*Exercise description*. Lines below that include the word "ffffff" should each be copied.

*Material supplied*.

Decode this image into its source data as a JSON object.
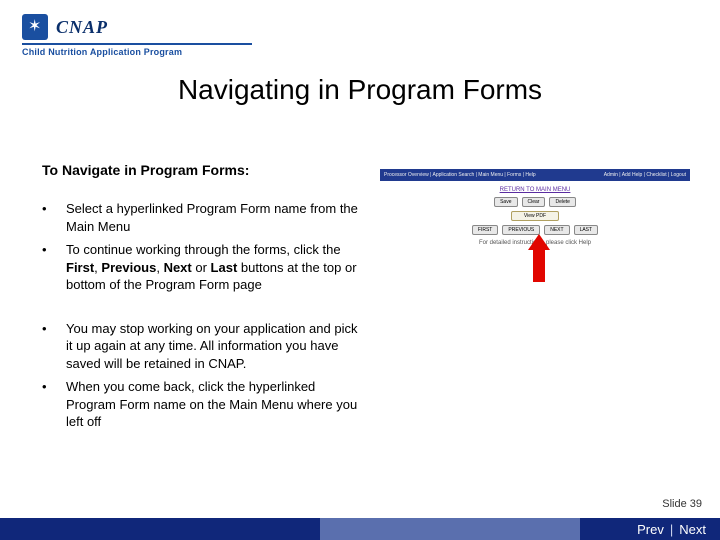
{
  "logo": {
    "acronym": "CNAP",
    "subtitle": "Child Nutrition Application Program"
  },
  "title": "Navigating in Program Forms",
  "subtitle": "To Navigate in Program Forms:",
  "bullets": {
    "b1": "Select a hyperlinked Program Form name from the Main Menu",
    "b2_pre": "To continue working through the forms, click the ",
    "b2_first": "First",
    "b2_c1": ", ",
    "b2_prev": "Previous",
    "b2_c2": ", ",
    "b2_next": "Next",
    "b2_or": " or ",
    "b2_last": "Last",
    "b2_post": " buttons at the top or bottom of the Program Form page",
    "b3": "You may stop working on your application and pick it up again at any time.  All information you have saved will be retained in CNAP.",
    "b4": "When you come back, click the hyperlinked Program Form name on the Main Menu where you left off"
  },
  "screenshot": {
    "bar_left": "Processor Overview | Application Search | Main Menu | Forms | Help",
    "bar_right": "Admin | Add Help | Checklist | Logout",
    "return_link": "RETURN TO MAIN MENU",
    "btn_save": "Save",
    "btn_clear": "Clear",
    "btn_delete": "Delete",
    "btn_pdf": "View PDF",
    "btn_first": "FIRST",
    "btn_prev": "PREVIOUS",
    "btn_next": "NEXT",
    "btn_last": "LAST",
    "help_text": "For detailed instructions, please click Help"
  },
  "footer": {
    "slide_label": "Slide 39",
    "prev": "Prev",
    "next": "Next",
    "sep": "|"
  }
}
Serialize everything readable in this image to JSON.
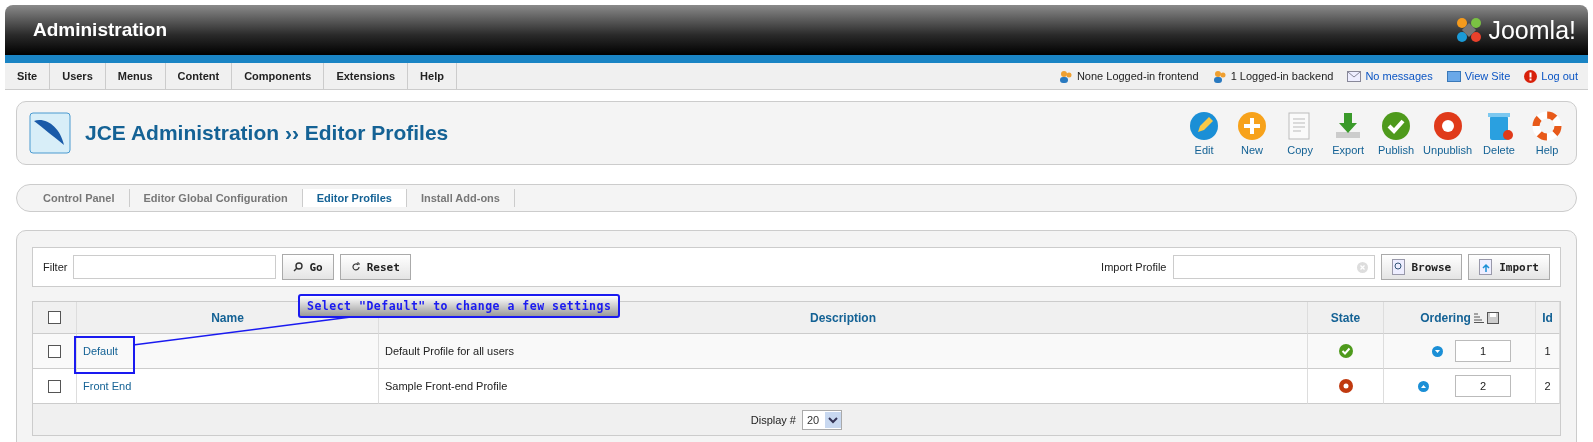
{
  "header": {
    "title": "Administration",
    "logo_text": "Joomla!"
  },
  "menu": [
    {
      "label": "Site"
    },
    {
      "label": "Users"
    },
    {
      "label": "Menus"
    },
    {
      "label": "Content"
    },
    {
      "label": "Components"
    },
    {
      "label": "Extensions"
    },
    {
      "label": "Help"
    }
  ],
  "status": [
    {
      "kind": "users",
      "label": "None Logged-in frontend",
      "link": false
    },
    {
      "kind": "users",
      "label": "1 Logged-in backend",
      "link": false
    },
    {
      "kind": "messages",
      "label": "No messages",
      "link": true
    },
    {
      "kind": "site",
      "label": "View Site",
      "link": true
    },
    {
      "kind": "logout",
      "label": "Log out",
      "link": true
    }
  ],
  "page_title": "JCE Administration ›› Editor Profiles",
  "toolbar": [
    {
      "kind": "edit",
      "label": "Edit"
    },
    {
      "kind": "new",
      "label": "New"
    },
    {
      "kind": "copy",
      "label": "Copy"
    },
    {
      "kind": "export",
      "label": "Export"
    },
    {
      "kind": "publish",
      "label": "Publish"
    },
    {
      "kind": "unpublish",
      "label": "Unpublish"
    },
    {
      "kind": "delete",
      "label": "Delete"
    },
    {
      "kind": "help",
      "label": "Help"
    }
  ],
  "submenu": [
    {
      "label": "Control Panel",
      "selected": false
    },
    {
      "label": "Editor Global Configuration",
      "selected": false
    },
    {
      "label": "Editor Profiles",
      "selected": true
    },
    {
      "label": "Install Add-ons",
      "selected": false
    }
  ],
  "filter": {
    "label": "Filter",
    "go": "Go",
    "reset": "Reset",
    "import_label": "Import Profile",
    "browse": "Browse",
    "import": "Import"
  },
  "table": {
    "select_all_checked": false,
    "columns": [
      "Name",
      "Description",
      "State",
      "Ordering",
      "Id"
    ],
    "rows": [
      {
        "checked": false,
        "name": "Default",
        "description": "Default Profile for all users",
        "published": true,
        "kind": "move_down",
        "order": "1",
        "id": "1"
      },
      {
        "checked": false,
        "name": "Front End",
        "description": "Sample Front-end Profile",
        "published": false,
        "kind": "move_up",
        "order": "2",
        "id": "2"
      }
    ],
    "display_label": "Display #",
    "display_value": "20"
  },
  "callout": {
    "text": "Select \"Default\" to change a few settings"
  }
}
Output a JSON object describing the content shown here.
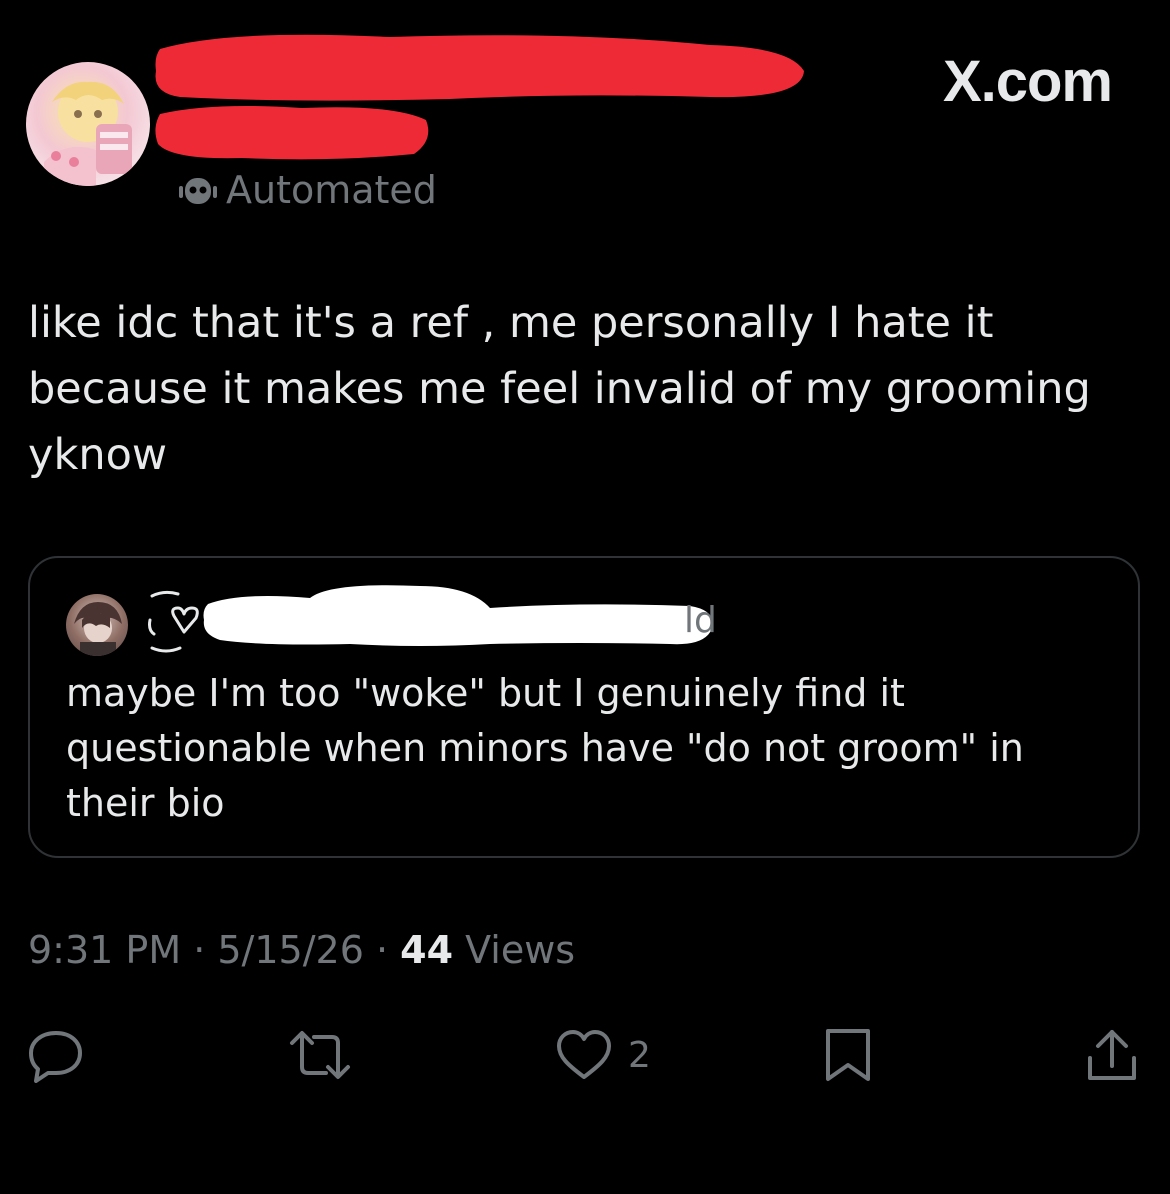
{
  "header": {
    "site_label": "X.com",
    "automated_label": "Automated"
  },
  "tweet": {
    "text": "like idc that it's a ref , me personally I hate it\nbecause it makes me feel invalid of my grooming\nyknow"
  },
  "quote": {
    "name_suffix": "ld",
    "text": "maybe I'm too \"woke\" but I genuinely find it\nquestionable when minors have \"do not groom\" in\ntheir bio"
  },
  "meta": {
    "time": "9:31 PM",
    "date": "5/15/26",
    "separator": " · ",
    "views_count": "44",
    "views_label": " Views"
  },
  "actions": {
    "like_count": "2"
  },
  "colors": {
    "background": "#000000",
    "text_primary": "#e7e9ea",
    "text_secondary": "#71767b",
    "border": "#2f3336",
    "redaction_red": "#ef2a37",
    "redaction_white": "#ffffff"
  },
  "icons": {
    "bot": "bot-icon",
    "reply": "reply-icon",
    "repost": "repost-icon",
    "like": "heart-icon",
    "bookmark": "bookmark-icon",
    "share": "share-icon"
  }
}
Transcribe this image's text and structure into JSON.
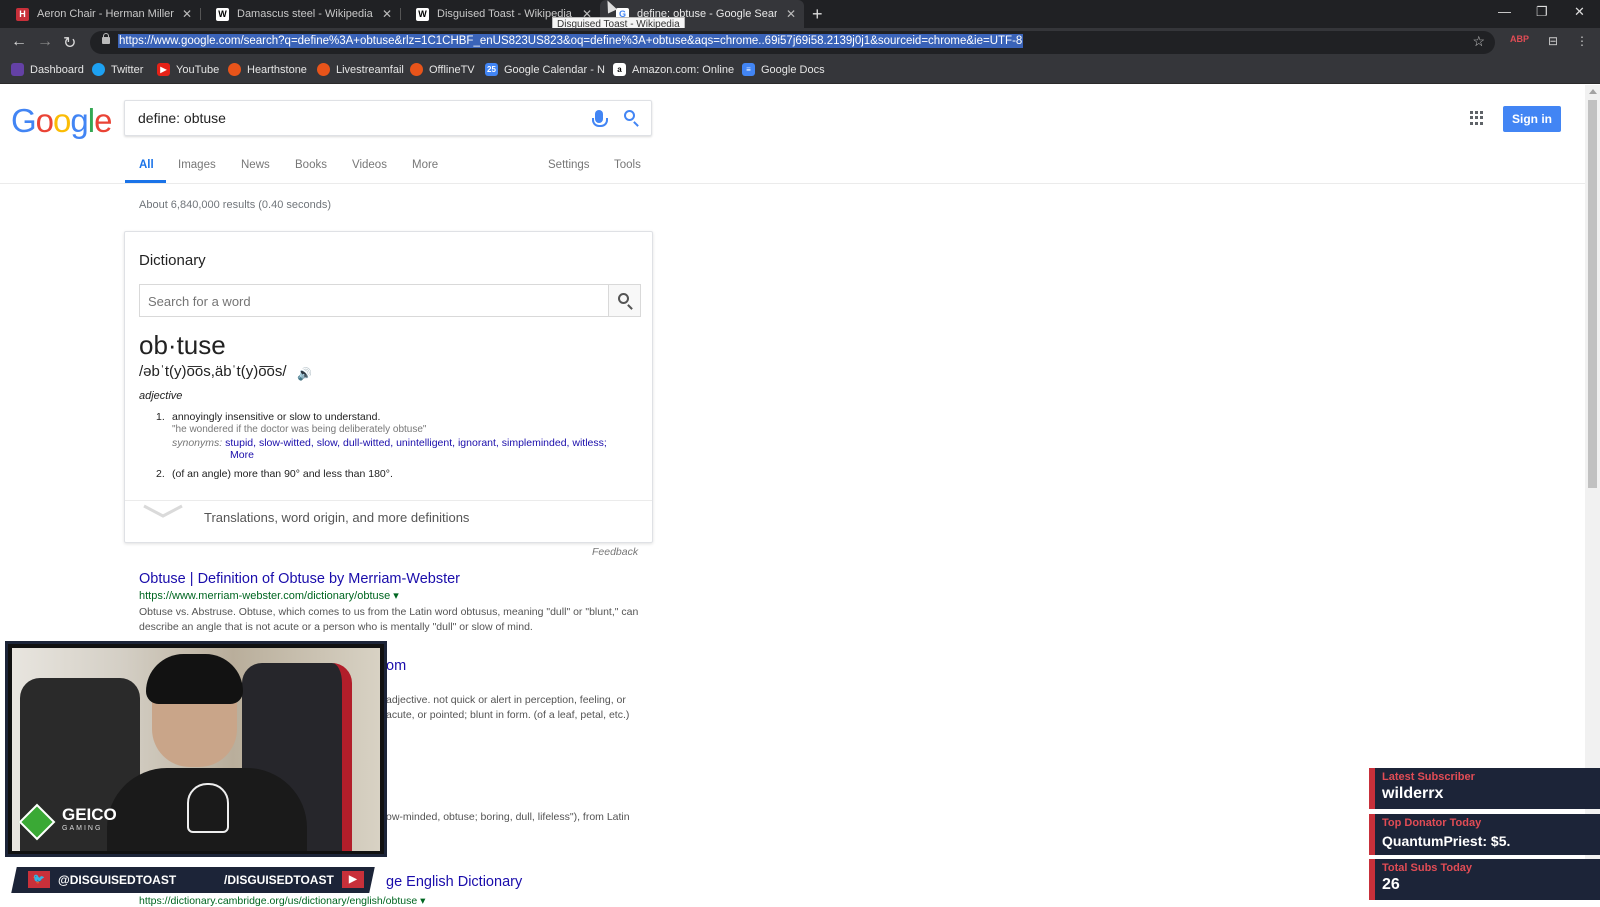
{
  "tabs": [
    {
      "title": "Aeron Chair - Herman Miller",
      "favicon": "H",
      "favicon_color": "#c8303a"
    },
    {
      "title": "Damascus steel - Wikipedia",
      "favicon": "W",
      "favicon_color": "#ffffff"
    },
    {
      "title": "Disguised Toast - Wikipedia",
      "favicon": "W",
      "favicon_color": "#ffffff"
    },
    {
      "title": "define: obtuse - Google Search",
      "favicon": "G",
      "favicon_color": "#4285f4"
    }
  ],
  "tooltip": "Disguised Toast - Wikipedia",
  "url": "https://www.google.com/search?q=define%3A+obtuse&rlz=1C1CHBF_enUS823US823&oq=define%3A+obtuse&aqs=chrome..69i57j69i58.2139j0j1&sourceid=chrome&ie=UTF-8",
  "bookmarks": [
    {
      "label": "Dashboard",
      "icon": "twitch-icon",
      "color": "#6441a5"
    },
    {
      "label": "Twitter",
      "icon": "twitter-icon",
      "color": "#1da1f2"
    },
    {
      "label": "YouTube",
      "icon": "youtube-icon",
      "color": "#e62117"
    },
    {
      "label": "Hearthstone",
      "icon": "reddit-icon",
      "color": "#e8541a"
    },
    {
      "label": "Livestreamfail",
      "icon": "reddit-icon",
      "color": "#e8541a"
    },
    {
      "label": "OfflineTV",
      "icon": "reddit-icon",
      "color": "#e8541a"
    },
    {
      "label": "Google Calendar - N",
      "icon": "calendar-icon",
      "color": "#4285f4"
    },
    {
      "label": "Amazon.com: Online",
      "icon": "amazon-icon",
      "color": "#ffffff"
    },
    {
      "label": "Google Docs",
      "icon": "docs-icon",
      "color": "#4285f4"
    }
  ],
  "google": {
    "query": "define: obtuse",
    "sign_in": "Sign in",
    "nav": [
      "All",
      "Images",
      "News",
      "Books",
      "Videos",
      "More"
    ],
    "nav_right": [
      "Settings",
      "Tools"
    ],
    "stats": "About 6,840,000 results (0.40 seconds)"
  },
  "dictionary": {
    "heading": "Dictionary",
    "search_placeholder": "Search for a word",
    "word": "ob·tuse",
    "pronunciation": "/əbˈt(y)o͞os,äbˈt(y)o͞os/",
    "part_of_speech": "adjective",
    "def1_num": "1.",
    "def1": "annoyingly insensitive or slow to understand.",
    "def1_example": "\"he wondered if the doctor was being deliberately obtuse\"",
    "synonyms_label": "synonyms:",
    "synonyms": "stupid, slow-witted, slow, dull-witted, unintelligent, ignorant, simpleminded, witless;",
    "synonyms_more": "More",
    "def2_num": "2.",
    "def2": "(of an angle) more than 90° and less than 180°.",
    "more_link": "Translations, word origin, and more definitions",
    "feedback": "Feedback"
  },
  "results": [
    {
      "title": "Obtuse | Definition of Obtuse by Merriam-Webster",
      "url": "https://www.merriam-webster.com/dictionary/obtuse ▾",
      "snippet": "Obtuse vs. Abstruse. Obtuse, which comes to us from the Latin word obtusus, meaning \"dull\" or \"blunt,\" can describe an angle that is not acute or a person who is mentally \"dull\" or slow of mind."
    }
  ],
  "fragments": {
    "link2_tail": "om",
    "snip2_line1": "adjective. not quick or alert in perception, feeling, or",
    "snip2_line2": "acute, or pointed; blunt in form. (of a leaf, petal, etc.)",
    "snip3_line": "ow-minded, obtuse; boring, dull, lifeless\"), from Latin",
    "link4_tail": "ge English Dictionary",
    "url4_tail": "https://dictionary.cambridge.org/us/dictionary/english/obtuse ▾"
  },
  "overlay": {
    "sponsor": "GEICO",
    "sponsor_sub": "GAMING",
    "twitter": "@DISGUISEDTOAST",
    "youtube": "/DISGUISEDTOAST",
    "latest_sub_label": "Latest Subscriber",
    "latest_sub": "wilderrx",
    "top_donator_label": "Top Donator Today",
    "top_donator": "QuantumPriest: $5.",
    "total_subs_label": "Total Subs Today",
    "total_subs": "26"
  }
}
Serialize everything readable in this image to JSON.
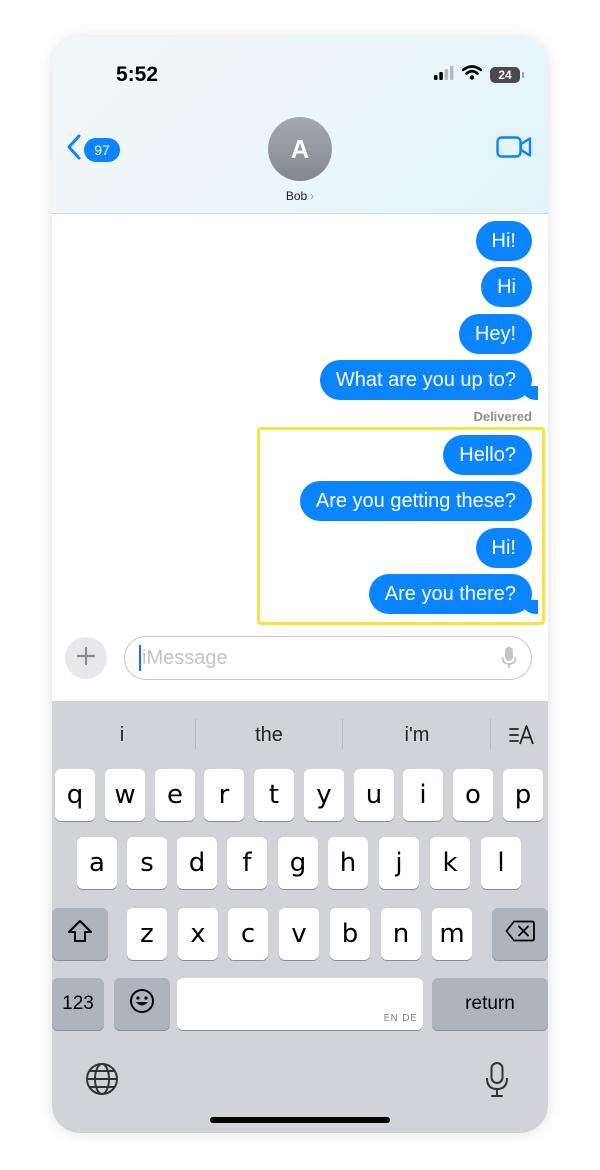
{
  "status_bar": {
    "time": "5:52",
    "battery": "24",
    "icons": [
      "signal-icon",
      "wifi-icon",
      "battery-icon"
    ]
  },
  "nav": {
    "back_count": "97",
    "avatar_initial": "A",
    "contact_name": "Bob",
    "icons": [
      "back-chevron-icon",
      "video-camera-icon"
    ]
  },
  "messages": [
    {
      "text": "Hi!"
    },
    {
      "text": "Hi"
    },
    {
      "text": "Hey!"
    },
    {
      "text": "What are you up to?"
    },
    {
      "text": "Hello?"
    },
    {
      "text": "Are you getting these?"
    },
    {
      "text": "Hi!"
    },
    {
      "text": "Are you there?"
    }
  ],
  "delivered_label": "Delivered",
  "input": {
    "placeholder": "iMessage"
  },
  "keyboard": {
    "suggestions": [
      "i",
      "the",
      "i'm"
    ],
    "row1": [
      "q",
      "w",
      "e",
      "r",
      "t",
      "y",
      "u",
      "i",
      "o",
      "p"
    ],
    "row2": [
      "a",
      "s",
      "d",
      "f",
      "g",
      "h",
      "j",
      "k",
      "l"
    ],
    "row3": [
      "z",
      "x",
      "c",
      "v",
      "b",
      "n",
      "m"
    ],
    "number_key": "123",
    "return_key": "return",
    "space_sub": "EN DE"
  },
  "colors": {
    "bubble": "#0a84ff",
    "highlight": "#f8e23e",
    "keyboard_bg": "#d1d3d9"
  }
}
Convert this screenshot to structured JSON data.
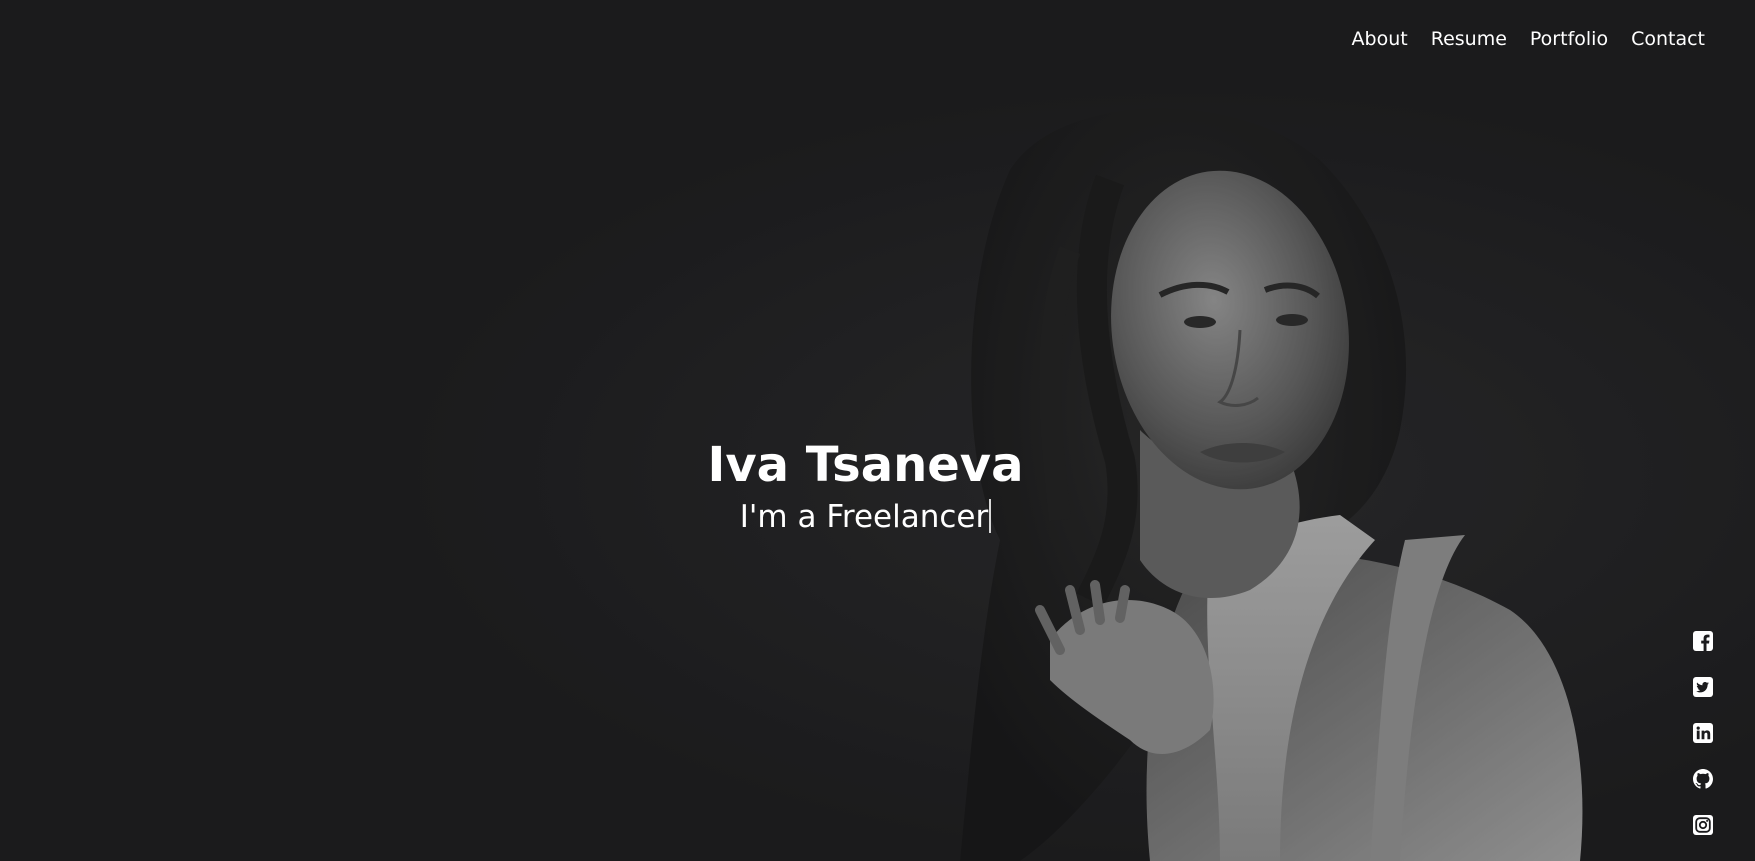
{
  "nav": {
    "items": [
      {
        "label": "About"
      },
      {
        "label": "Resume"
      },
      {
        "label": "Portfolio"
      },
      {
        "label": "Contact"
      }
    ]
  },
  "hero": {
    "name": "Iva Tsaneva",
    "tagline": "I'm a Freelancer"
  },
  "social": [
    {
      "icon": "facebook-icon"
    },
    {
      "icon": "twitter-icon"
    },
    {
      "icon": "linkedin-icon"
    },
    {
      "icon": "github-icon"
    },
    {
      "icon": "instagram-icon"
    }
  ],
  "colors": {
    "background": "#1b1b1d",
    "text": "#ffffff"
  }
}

*Answer for the task*.
    "redaction_white": "#ffffff"
      "favicon_color": "#ffffff"
      "favicon_color": "#ffffff"
      "color": "#ffffff"
    "text": "#ffffff"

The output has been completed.